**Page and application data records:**
□ □ □ □ □ □ □

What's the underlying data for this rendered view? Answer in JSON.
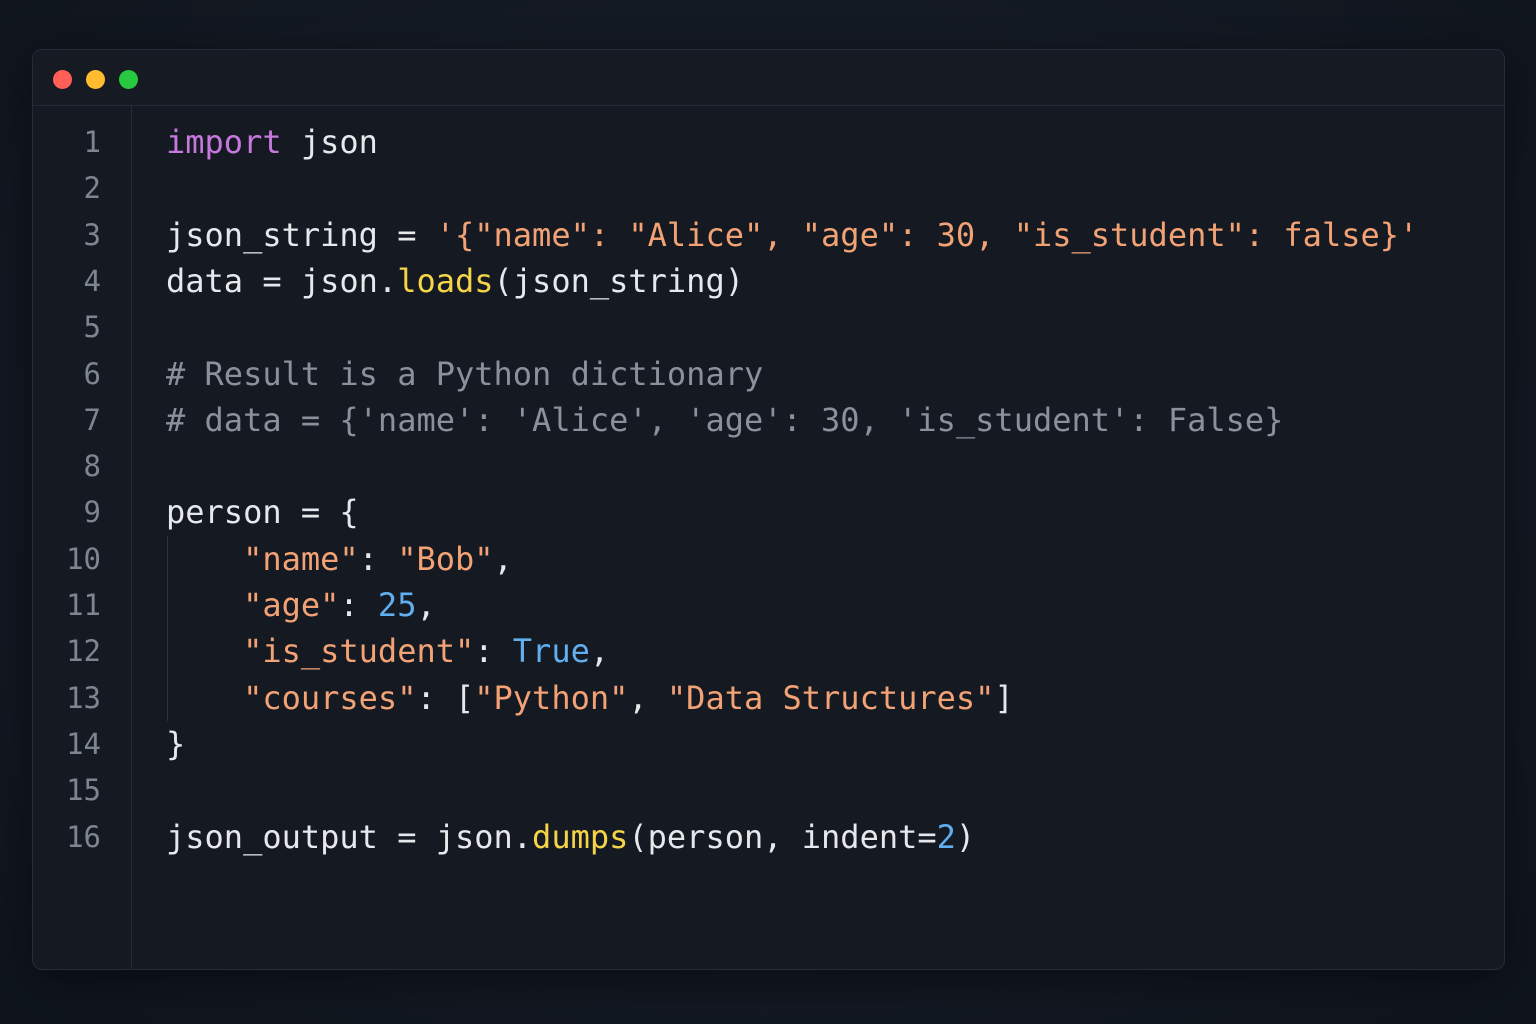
{
  "editor": {
    "window_controls": [
      {
        "name": "close",
        "color": "#ff5f57"
      },
      {
        "name": "minimize",
        "color": "#febc2e"
      },
      {
        "name": "maximize",
        "color": "#28c840"
      }
    ],
    "colors": {
      "keyword": "#c678dd",
      "string": "#f2a274",
      "function": "#f5d547",
      "number": "#61afef",
      "comment": "#8a919c",
      "plain": "#e6e8eb"
    },
    "lines": [
      {
        "num": "1",
        "tokens": [
          {
            "t": "import",
            "k": "kw"
          },
          {
            "t": " json",
            "k": "pl"
          }
        ]
      },
      {
        "num": "2",
        "tokens": []
      },
      {
        "num": "3",
        "tokens": [
          {
            "t": "json_string = ",
            "k": "pl"
          },
          {
            "t": "'{\"name\": \"Alice\", \"age\": 30, \"is_student\": false}'",
            "k": "str"
          }
        ]
      },
      {
        "num": "4",
        "tokens": [
          {
            "t": "data = json.",
            "k": "pl"
          },
          {
            "t": "loads",
            "k": "fn"
          },
          {
            "t": "(json_string)",
            "k": "pl"
          }
        ]
      },
      {
        "num": "5",
        "tokens": []
      },
      {
        "num": "6",
        "tokens": [
          {
            "t": "# Result is a Python dictionary",
            "k": "cmt"
          }
        ]
      },
      {
        "num": "7",
        "tokens": [
          {
            "t": "# data = {'name': 'Alice', 'age': 30, 'is_student': False}",
            "k": "cmt"
          }
        ]
      },
      {
        "num": "8",
        "tokens": []
      },
      {
        "num": "9",
        "tokens": [
          {
            "t": "person = {",
            "k": "pl"
          }
        ]
      },
      {
        "num": "10",
        "tokens": [
          {
            "t": "    ",
            "k": "pl"
          },
          {
            "t": "\"name\"",
            "k": "str"
          },
          {
            "t": ": ",
            "k": "pl"
          },
          {
            "t": "\"Bob\"",
            "k": "str"
          },
          {
            "t": ",",
            "k": "pl"
          }
        ]
      },
      {
        "num": "11",
        "tokens": [
          {
            "t": "    ",
            "k": "pl"
          },
          {
            "t": "\"age\"",
            "k": "str"
          },
          {
            "t": ": ",
            "k": "pl"
          },
          {
            "t": "25",
            "k": "num"
          },
          {
            "t": ",",
            "k": "pl"
          }
        ]
      },
      {
        "num": "12",
        "tokens": [
          {
            "t": "    ",
            "k": "pl"
          },
          {
            "t": "\"is_student\"",
            "k": "str"
          },
          {
            "t": ": ",
            "k": "pl"
          },
          {
            "t": "True",
            "k": "const"
          },
          {
            "t": ",",
            "k": "pl"
          }
        ]
      },
      {
        "num": "13",
        "tokens": [
          {
            "t": "    ",
            "k": "pl"
          },
          {
            "t": "\"courses\"",
            "k": "str"
          },
          {
            "t": ": [",
            "k": "pl"
          },
          {
            "t": "\"Python\"",
            "k": "str"
          },
          {
            "t": ", ",
            "k": "pl"
          },
          {
            "t": "\"Data Structures\"",
            "k": "str"
          },
          {
            "t": "]",
            "k": "pl"
          }
        ]
      },
      {
        "num": "14",
        "tokens": [
          {
            "t": "}",
            "k": "pl"
          }
        ]
      },
      {
        "num": "15",
        "tokens": []
      },
      {
        "num": "16",
        "tokens": [
          {
            "t": "json_output = json.",
            "k": "pl"
          },
          {
            "t": "dumps",
            "k": "fn"
          },
          {
            "t": "(person, indent=",
            "k": "pl"
          },
          {
            "t": "2",
            "k": "num"
          },
          {
            "t": ")",
            "k": "pl"
          }
        ]
      }
    ]
  }
}
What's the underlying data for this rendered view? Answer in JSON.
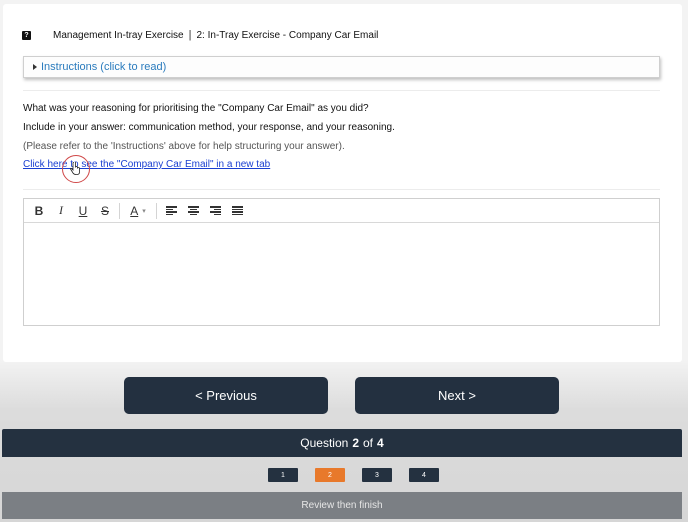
{
  "header": {
    "help_icon": "?",
    "course": "Management In-tray Exercise",
    "separator": "|",
    "exercise": "2: In-Tray Exercise - Company Car Email"
  },
  "instructions": {
    "label": "Instructions (click to read)",
    "icon": "triangle-right-icon"
  },
  "question": {
    "line1": "What was your reasoning for prioritising the \"Company Car Email\" as you did?",
    "line2": "Include in your answer: communication method, your response, and your reasoning.",
    "note": "(Please refer to the 'Instructions' above for help structuring your answer).",
    "link": "Click here to see the \"Company Car Email\" in a new tab"
  },
  "editor": {
    "bold": "B",
    "italic": "I",
    "underline": "U",
    "strike": "S",
    "font_color": "A",
    "color_caret": "▾",
    "content": ""
  },
  "nav": {
    "previous": "< Previous",
    "next": "Next >"
  },
  "progress": {
    "prefix": "Question",
    "current": "2",
    "of": "of",
    "total": "4"
  },
  "pages": [
    "1",
    "2",
    "3",
    "4"
  ],
  "active_page": "2",
  "review_label": "Review then finish",
  "colors": {
    "dark": "#243140",
    "accent": "#e8792b",
    "link": "#1a3fd1",
    "review": "#7b7f84"
  }
}
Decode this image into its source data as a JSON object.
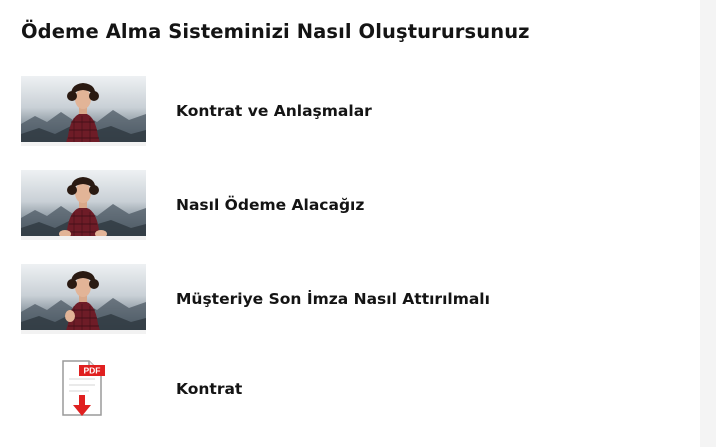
{
  "section": {
    "title": "Ödeme Alma Sisteminizi Nasıl Oluşturursunuz"
  },
  "lessons": [
    {
      "label": "Kontrat ve Anlaşmalar",
      "thumbnail": "video-thumbnail"
    },
    {
      "label": "Nasıl Ödeme Alacağız",
      "thumbnail": "video-thumbnail"
    },
    {
      "label": "Müşteriye Son İmza Nasıl Attırılmalı",
      "thumbnail": "video-thumbnail"
    },
    {
      "label": "Kontrat",
      "thumbnail": "pdf-download-icon",
      "badge": "PDF"
    }
  ],
  "colors": {
    "pdf_red": "#e02020",
    "shirt": "#7a1f2a",
    "text": "#141414"
  }
}
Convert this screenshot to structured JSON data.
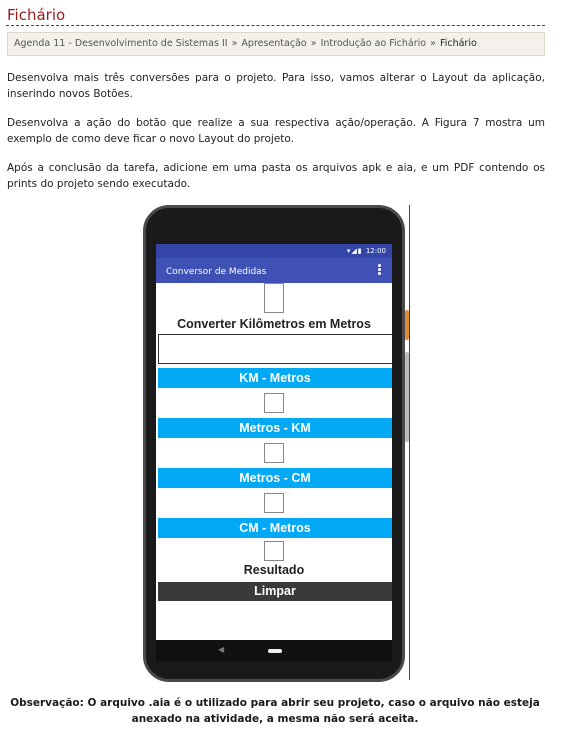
{
  "page": {
    "title": "Fichário"
  },
  "breadcrumb": {
    "items": [
      "Agenda 11 - Desenvolvimento de Sistemas II",
      "Apresentação",
      "Introdução ao Fichário"
    ],
    "current": "Fichário",
    "separator": "»"
  },
  "paragraphs": {
    "p1": "Desenvolva mais três conversões para o projeto. Para isso, vamos alterar o Layout da aplicação, inserindo novos Botões.",
    "p2": "Desenvolva a ação do botão que realize a sua respectiva ação/operação. A Figura 7 mostra um exemplo de como deve ficar o novo Layout do projeto.",
    "p3": "Após a conclusão da tarefa, adicione em uma pasta os arquivos apk e aia, e um PDF contendo os prints do projeto sendo executado."
  },
  "phone": {
    "status_time": "12:00",
    "app_title": "Conversor de Medidas",
    "heading": "Converter Kilômetros em Metros",
    "buttons": [
      "KM - Metros",
      "Metros - KM",
      "Metros - CM",
      "CM - Metros"
    ],
    "result_label": "Resultado",
    "clear_label": "Limpar",
    "colors": {
      "status_bar": "#3346a8",
      "app_bar": "#3f51b5",
      "button": "#03a9f4",
      "clear_button": "#3a3a3a"
    }
  },
  "observation": {
    "line1": "Observação: O arquivo .aia é o utilizado para abrir seu projeto, caso o arquivo não esteja",
    "line2": "anexado na atividade, a mesma não será aceita."
  }
}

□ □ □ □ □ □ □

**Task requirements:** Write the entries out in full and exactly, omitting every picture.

**Output:**
What's the underlying data for this rendered view? Answer in JSON.
{
  "editor": {
    "window_controls": [
      {
        "name": "close",
        "color": "#ff5f57"
      },
      {
        "name": "minimize",
        "color": "#febc2e"
      },
      {
        "name": "maximize",
        "color": "#28c840"
      }
    ],
    "colors": {
      "keyword": "#c678dd",
      "string": "#f2a274",
      "function": "#f5d547",
      "number": "#61afef",
      "comment": "#8a919c",
      "plain": "#e6e8eb"
    },
    "lines": [
      {
        "num": "1",
        "tokens": [
          {
            "t": "import",
            "k": "kw"
          },
          {
            "t": " json",
            "k": "pl"
          }
        ]
      },
      {
        "num": "2",
        "tokens": []
      },
      {
        "num": "3",
        "tokens": [
          {
            "t": "json_string = ",
            "k": "pl"
          },
          {
            "t": "'{\"name\": \"Alice\", \"age\": 30, \"is_student\": false}'",
            "k": "str"
          }
        ]
      },
      {
        "num": "4",
        "tokens": [
          {
            "t": "data = json.",
            "k": "pl"
          },
          {
            "t": "loads",
            "k": "fn"
          },
          {
            "t": "(json_string)",
            "k": "pl"
          }
        ]
      },
      {
        "num": "5",
        "tokens": []
      },
      {
        "num": "6",
        "tokens": [
          {
            "t": "# Result is a Python dictionary",
            "k": "cmt"
          }
        ]
      },
      {
        "num": "7",
        "tokens": [
          {
            "t": "# data = {'name': 'Alice', 'age': 30, 'is_student': False}",
            "k": "cmt"
          }
        ]
      },
      {
        "num": "8",
        "tokens": []
      },
      {
        "num": "9",
        "tokens": [
          {
            "t": "person = {",
            "k": "pl"
          }
        ]
      },
      {
        "num": "10",
        "tokens": [
          {
            "t": "    ",
            "k": "pl"
          },
          {
            "t": "\"name\"",
            "k": "str"
          },
          {
            "t": ": ",
            "k": "pl"
          },
          {
            "t": "\"Bob\"",
            "k": "str"
          },
          {
            "t": ",",
            "k": "pl"
          }
        ]
      },
      {
        "num": "11",
        "tokens": [
          {
            "t": "    ",
            "k": "pl"
          },
          {
            "t": "\"age\"",
            "k": "str"
          },
          {
            "t": ": ",
            "k": "pl"
          },
          {
            "t": "25",
            "k": "num"
          },
          {
            "t": ",",
            "k": "pl"
          }
        ]
      },
      {
        "num": "12",
        "tokens": [
          {
            "t": "    ",
            "k": "pl"
          },
          {
            "t": "\"is_student\"",
            "k": "str"
          },
          {
            "t": ": ",
            "k": "pl"
          },
          {
            "t": "True",
            "k": "const"
          },
          {
            "t": ",",
            "k": "pl"
          }
        ]
      },
      {
        "num": "13",
        "tokens": [
          {
            "t": "    ",
            "k": "pl"
          },
          {
            "t": "\"courses\"",
            "k": "str"
          },
          {
            "t": ": [",
            "k": "pl"
          },
          {
            "t": "\"Python\"",
            "k": "str"
          },
          {
            "t": ", ",
            "k": "pl"
          },
          {
            "t": "\"Data Structures\"",
            "k": "str"
          },
          {
            "t": "]",
            "k": "pl"
          }
        ]
      },
      {
        "num": "14",
        "tokens": [
          {
            "t": "}",
            "k": "pl"
          }
        ]
      },
      {
        "num": "15",
        "tokens": []
      },
      {
        "num": "16",
        "tokens": [
          {
            "t": "json_output = json.",
            "k": "pl"
          },
          {
            "t": "dumps",
            "k": "fn"
          },
          {
            "t": "(person, indent=",
            "k": "pl"
          },
          {
            "t": "2",
            "k": "num"
          },
          {
            "t": ")",
            "k": "pl"
          }
        ]
      }
    ]
  }
}
What's the underlying data for this rendered view? Answer in JSON.
{
  "header": {
    "help_icon": "?",
    "course": "Management In-tray Exercise",
    "separator": "|",
    "exercise": "2: In-Tray Exercise - Company Car Email"
  },
  "instructions": {
    "label": "Instructions (click to read)",
    "icon": "triangle-right-icon"
  },
  "question": {
    "line1": "What was your reasoning for prioritising the \"Company Car Email\" as you did?",
    "line2": "Include in your answer: communication method, your response, and your reasoning.",
    "note": "(Please refer to the 'Instructions' above for help structuring your answer).",
    "link": "Click here to see the \"Company Car Email\" in a new tab"
  },
  "editor": {
    "bold": "B",
    "italic": "I",
    "underline": "U",
    "strike": "S",
    "font_color": "A",
    "color_caret": "▾",
    "content": ""
  },
  "nav": {
    "previous": "< Previous",
    "next": "Next >"
  },
  "progress": {
    "prefix": "Question",
    "current": "2",
    "of": "of",
    "total": "4"
  },
  "pages": [
    "1",
    "2",
    "3",
    "4"
  ],
  "active_page": "2",
  "review_label": "Review then finish",
  "colors": {
    "dark": "#243140",
    "accent": "#e8792b",
    "link": "#1a3fd1",
    "review": "#7b7f84"
  }
}
Decode this image into its source data as a JSON object.
{
  "section": {
    "title": "Ödeme Alma Sisteminizi Nasıl Oluşturursunuz"
  },
  "lessons": [
    {
      "label": "Kontrat ve Anlaşmalar",
      "thumbnail": "video-thumbnail"
    },
    {
      "label": "Nasıl Ödeme Alacağız",
      "thumbnail": "video-thumbnail"
    },
    {
      "label": "Müşteriye Son İmza Nasıl Attırılmalı",
      "thumbnail": "video-thumbnail"
    },
    {
      "label": "Kontrat",
      "thumbnail": "pdf-download-icon",
      "badge": "PDF"
    }
  ],
  "colors": {
    "pdf_red": "#e02020",
    "shirt": "#7a1f2a",
    "text": "#141414"
  }
}
Convert this screenshot to structured JSON data.
{
  "page": {
    "title": "Fichário"
  },
  "breadcrumb": {
    "items": [
      "Agenda 11 - Desenvolvimento de Sistemas II",
      "Apresentação",
      "Introdução ao Fichário"
    ],
    "current": "Fichário",
    "separator": "»"
  },
  "paragraphs": {
    "p1": "Desenvolva mais três conversões para o projeto. Para isso, vamos alterar o Layout da aplicação, inserindo novos Botões.",
    "p2": "Desenvolva a ação do botão que realize a sua respectiva ação/operação. A Figura 7 mostra um exemplo de como deve ficar o novo Layout do projeto.",
    "p3": "Após a conclusão da tarefa, adicione em uma pasta os arquivos apk e aia, e um PDF contendo os prints do projeto sendo executado."
  },
  "phone": {
    "status_time": "12:00",
    "app_title": "Conversor de Medidas",
    "heading": "Converter Kilômetros em Metros",
    "buttons": [
      "KM - Metros",
      "Metros - KM",
      "Metros - CM",
      "CM - Metros"
    ],
    "result_label": "Resultado",
    "clear_label": "Limpar",
    "colors": {
      "status_bar": "#3346a8",
      "app_bar": "#3f51b5",
      "button": "#03a9f4",
      "clear_button": "#3a3a3a"
    }
  },
  "observation": {
    "line1": "Observação: O arquivo .aia é o utilizado para abrir seu projeto, caso o arquivo não esteja",
    "line2": "anexado na atividade, a mesma não será aceita."
  }
}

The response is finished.